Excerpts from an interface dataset
★ ★ ★ ★ ★
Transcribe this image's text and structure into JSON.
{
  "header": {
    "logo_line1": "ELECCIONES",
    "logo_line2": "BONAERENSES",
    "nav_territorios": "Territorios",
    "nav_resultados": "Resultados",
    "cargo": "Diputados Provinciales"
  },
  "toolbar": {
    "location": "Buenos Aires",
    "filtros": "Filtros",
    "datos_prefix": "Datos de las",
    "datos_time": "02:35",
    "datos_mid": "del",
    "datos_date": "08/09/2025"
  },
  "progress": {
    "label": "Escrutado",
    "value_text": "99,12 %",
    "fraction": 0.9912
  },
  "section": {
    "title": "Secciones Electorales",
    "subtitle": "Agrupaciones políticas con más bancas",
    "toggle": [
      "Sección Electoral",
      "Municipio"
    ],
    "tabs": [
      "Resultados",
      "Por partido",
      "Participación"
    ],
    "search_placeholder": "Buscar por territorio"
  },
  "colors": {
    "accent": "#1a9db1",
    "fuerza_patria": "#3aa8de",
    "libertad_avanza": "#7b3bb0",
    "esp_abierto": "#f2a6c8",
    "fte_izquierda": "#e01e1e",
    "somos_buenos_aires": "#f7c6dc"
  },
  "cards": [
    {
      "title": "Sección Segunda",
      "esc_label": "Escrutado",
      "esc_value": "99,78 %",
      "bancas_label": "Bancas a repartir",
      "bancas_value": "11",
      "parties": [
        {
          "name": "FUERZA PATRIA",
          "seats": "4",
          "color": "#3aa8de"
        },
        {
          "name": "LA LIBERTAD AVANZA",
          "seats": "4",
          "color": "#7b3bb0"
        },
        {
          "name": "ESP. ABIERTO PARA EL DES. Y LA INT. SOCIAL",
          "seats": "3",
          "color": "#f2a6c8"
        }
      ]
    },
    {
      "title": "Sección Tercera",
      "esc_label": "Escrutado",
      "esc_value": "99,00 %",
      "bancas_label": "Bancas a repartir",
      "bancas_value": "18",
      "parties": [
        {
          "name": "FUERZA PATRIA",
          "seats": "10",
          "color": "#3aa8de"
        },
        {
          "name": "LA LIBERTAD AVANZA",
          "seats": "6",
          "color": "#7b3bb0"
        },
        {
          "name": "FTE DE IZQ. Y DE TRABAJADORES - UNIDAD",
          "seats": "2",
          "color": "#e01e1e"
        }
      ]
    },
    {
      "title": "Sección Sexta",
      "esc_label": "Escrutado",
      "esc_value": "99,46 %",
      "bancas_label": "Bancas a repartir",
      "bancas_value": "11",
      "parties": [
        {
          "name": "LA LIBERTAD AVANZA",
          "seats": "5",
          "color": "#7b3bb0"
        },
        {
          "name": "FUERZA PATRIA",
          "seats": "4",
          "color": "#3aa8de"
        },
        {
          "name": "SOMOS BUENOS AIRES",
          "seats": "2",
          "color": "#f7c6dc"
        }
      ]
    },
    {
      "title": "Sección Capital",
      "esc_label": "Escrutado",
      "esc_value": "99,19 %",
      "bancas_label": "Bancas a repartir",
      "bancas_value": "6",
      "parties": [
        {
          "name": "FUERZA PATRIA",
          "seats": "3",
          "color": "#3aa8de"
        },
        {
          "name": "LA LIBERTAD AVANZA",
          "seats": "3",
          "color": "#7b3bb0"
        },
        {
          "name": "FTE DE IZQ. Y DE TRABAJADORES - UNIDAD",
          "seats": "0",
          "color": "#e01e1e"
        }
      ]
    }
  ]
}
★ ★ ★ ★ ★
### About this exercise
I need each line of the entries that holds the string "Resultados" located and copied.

### Solution to this problem
    "nav_resultados": "Resultados",
      "Resultados",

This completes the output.